:: Records ::
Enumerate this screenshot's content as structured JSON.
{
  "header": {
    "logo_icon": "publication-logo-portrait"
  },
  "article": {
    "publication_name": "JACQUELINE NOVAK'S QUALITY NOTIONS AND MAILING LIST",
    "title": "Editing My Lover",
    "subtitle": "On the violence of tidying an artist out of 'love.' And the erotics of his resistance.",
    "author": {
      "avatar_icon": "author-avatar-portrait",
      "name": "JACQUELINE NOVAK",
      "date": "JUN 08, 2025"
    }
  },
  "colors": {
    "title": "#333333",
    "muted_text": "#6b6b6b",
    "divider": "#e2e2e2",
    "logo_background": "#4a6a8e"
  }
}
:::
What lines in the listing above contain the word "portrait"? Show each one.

Reply ▸
    "logo_icon": "publication-logo-portrait"
      "avatar_icon": "author-avatar-portrait",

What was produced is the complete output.